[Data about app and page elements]
____

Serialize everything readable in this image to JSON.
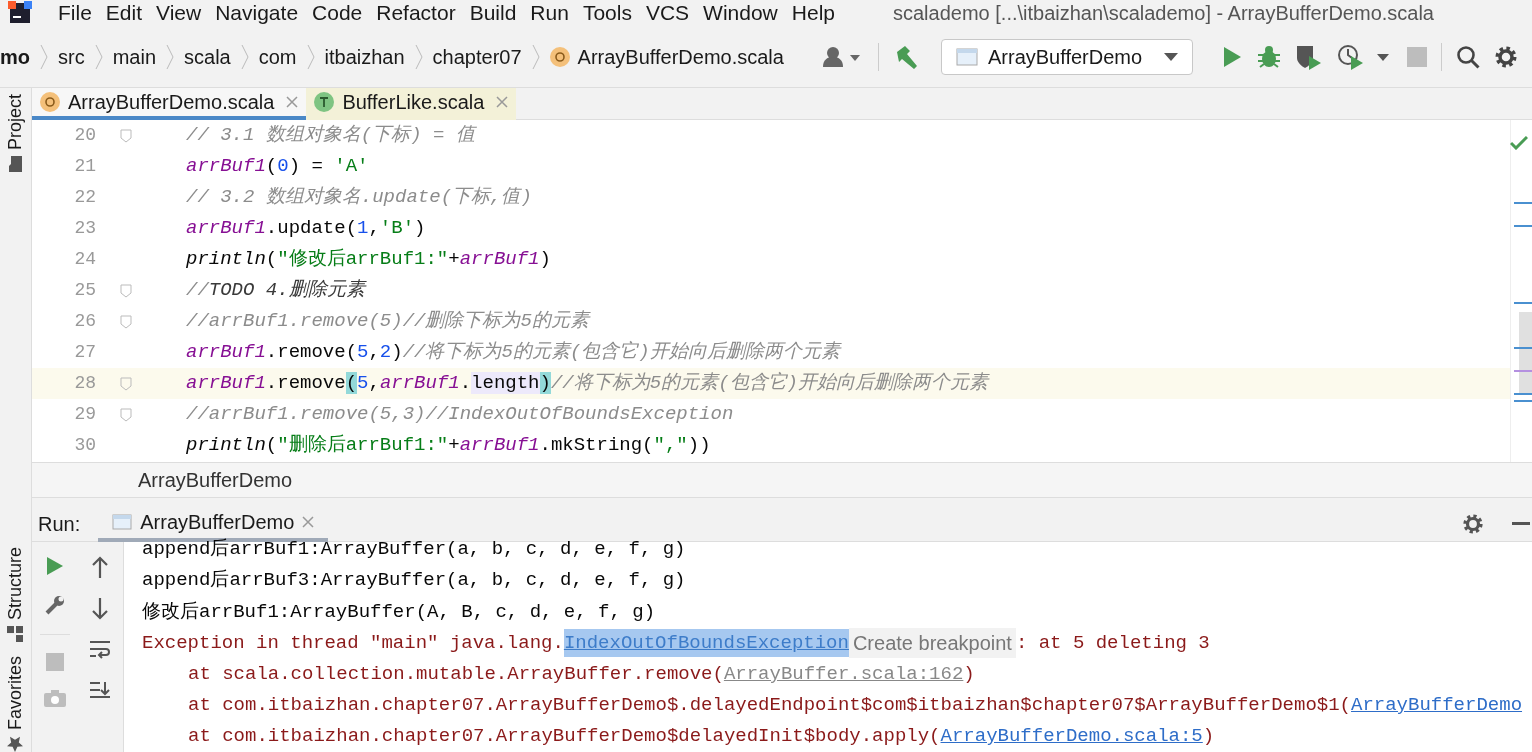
{
  "menu": [
    "File",
    "Edit",
    "View",
    "Navigate",
    "Code",
    "Refactor",
    "Build",
    "Run",
    "Tools",
    "VCS",
    "Window",
    "Help"
  ],
  "window": {
    "title": "scalademo [...\\itbaizhan\\scalademo] - ArrayBufferDemo.scala"
  },
  "breadcrumbs": [
    {
      "label": "mo",
      "kind": "project"
    },
    {
      "label": "src",
      "kind": "folder"
    },
    {
      "label": "main",
      "kind": "folder"
    },
    {
      "label": "scala",
      "kind": "folder"
    },
    {
      "label": "com",
      "kind": "folder"
    },
    {
      "label": "itbaizhan",
      "kind": "folder"
    },
    {
      "label": "chapter07",
      "kind": "folder"
    },
    {
      "label": "ArrayBufferDemo.scala",
      "kind": "object"
    }
  ],
  "run_config": "ArrayBufferDemo",
  "side_tabs_left": [
    "Project",
    "Structure",
    "Favorites"
  ],
  "editor_tabs": [
    {
      "label": "ArrayBufferDemo.scala",
      "kind": "object",
      "selected": true
    },
    {
      "label": "BufferLike.scala",
      "kind": "trait",
      "selected": false
    }
  ],
  "code": [
    {
      "number": "20",
      "fold": true,
      "current": false,
      "tokens": [
        {
          "kind": "comment",
          "text": "// 3.1 数组对象名(下标) = 值"
        }
      ]
    },
    {
      "number": "21",
      "fold": false,
      "current": false,
      "tokens": [
        {
          "kind": "var",
          "text": "arrBuf1"
        },
        {
          "kind": "plain",
          "text": "("
        },
        {
          "kind": "num",
          "text": "0"
        },
        {
          "kind": "plain",
          "text": ") = "
        },
        {
          "kind": "str",
          "text": "'A'"
        }
      ]
    },
    {
      "number": "22",
      "fold": false,
      "current": false,
      "tokens": [
        {
          "kind": "comment",
          "text": "// 3.2 数组对象名.update(下标,值)"
        }
      ]
    },
    {
      "number": "23",
      "fold": false,
      "current": false,
      "tokens": [
        {
          "kind": "var",
          "text": "arrBuf1"
        },
        {
          "kind": "plain",
          "text": ".update("
        },
        {
          "kind": "num",
          "text": "1"
        },
        {
          "kind": "plain",
          "text": ","
        },
        {
          "kind": "str",
          "text": "'B'"
        },
        {
          "kind": "plain",
          "text": ")"
        }
      ]
    },
    {
      "number": "24",
      "fold": false,
      "current": false,
      "tokens": [
        {
          "kind": "fn",
          "text": "println"
        },
        {
          "kind": "plain",
          "text": "("
        },
        {
          "kind": "str",
          "text": "\"修改后arrBuf1:\""
        },
        {
          "kind": "plain",
          "text": "+"
        },
        {
          "kind": "var",
          "text": "arrBuf1"
        },
        {
          "kind": "plain",
          "text": ")"
        }
      ]
    },
    {
      "number": "25",
      "fold": true,
      "current": false,
      "tokens": [
        {
          "kind": "comment",
          "text": "//"
        },
        {
          "kind": "todo",
          "text": "TODO 4.删除元素"
        }
      ]
    },
    {
      "number": "26",
      "fold": true,
      "current": false,
      "tokens": [
        {
          "kind": "comment",
          "text": "//arrBuf1.remove(5)//删除下标为5的元素"
        }
      ]
    },
    {
      "number": "27",
      "fold": false,
      "current": false,
      "tokens": [
        {
          "kind": "var",
          "text": "arrBuf1"
        },
        {
          "kind": "plain",
          "text": ".remove("
        },
        {
          "kind": "num",
          "text": "5"
        },
        {
          "kind": "plain",
          "text": ","
        },
        {
          "kind": "num",
          "text": "2"
        },
        {
          "kind": "plain",
          "text": ")"
        },
        {
          "kind": "comment",
          "text": "//将下标为5的元素(包含它)开始向后删除两个元素"
        }
      ]
    },
    {
      "number": "28",
      "fold": true,
      "current": true,
      "tokens": [
        {
          "kind": "var",
          "text": "arrBuf1"
        },
        {
          "kind": "plain",
          "text": ".remove"
        },
        {
          "kind": "brace",
          "text": "("
        },
        {
          "kind": "num",
          "text": "5"
        },
        {
          "kind": "plain",
          "text": ","
        },
        {
          "kind": "var",
          "text": "arrBuf1"
        },
        {
          "kind": "plain",
          "text": "."
        },
        {
          "kind": "usage",
          "text": "length"
        },
        {
          "kind": "brace",
          "text": ")"
        },
        {
          "kind": "comment",
          "text": "//将下标为5的元素(包含它)开始向后删除两个元素"
        }
      ]
    },
    {
      "number": "29",
      "fold": true,
      "current": false,
      "tokens": [
        {
          "kind": "comment",
          "text": "//arrBuf1.remove(5,3)//IndexOutOfBoundsException"
        }
      ]
    },
    {
      "number": "30",
      "fold": false,
      "current": false,
      "tokens": [
        {
          "kind": "fn",
          "text": "println"
        },
        {
          "kind": "plain",
          "text": "("
        },
        {
          "kind": "str",
          "text": "\"删除后arrBuf1:\""
        },
        {
          "kind": "plain",
          "text": "+"
        },
        {
          "kind": "var",
          "text": "arrBuf1"
        },
        {
          "kind": "plain",
          "text": ".mkString("
        },
        {
          "kind": "str",
          "text": "\",\""
        },
        {
          "kind": "plain",
          "text": "))"
        }
      ]
    }
  ],
  "editor_breadcrumb": "ArrayBufferDemo",
  "run_panel": {
    "label": "Run:",
    "tab": "ArrayBufferDemo"
  },
  "console": [
    {
      "indent": false,
      "segments": [
        {
          "kind": "out",
          "text": "append后arrBuf1:ArrayBuffer(a, b, c, d, e, f, g)"
        }
      ]
    },
    {
      "indent": false,
      "segments": [
        {
          "kind": "out",
          "text": "append后arrBuf3:ArrayBuffer(a, b, c, d, e, f, g)"
        }
      ]
    },
    {
      "indent": false,
      "segments": [
        {
          "kind": "out",
          "text": "修改后arrBuf1:ArrayBuffer(A, B, c, d, e, f, g)"
        }
      ]
    },
    {
      "indent": false,
      "segments": [
        {
          "kind": "err",
          "text": "Exception in thread \"main\" java.lang."
        },
        {
          "kind": "selected_link",
          "text": "IndexOutOfBoundsException"
        },
        {
          "kind": "tooltip",
          "text": "Create breakpoint"
        },
        {
          "kind": "err",
          "text": ": at 5 deleting 3"
        }
      ]
    },
    {
      "indent": true,
      "segments": [
        {
          "kind": "err",
          "text": "at scala.collection.mutable.ArrayBuffer.remove("
        },
        {
          "kind": "lib_link",
          "text": "ArrayBuffer.scala:162"
        },
        {
          "kind": "err",
          "text": ")"
        }
      ]
    },
    {
      "indent": true,
      "segments": [
        {
          "kind": "err",
          "text": "at com.itbaizhan.chapter07.ArrayBufferDemo$.delayedEndpoint$com$itbaizhan$chapter07$ArrayBufferDemo$1("
        },
        {
          "kind": "link",
          "text": "ArrayBufferDemo"
        }
      ]
    },
    {
      "indent": true,
      "segments": [
        {
          "kind": "err",
          "text": "at com.itbaizhan.chapter07.ArrayBufferDemo$delayedInit$body.apply("
        },
        {
          "kind": "link",
          "text": "ArrayBufferDemo.scala:5"
        },
        {
          "kind": "err",
          "text": ")"
        }
      ]
    }
  ]
}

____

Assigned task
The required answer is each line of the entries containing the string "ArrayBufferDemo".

Solution
    "title": "scalademo [...\\itbaizhan\\scalademo] - ArrayBufferDemo.scala"
      "label": "ArrayBufferDemo.scala",
  "run_config": "ArrayBufferDemo",
      "label": "ArrayBufferDemo.scala",
  "editor_breadcrumb": "ArrayBufferDemo",
    "tab": "ArrayBufferDemo"
          "text": "at com.itbaizhan.chapter07.ArrayBufferDemo$.delayedEndpoint$com$itbaizhan$chapter07$ArrayBufferDemo$1("
          "text": "ArrayBufferDemo"
          "text": "at com.itbaizhan.chapter07.ArrayBufferDemo$delayedInit$body.apply("
          "text": "ArrayBufferDemo.scala:5"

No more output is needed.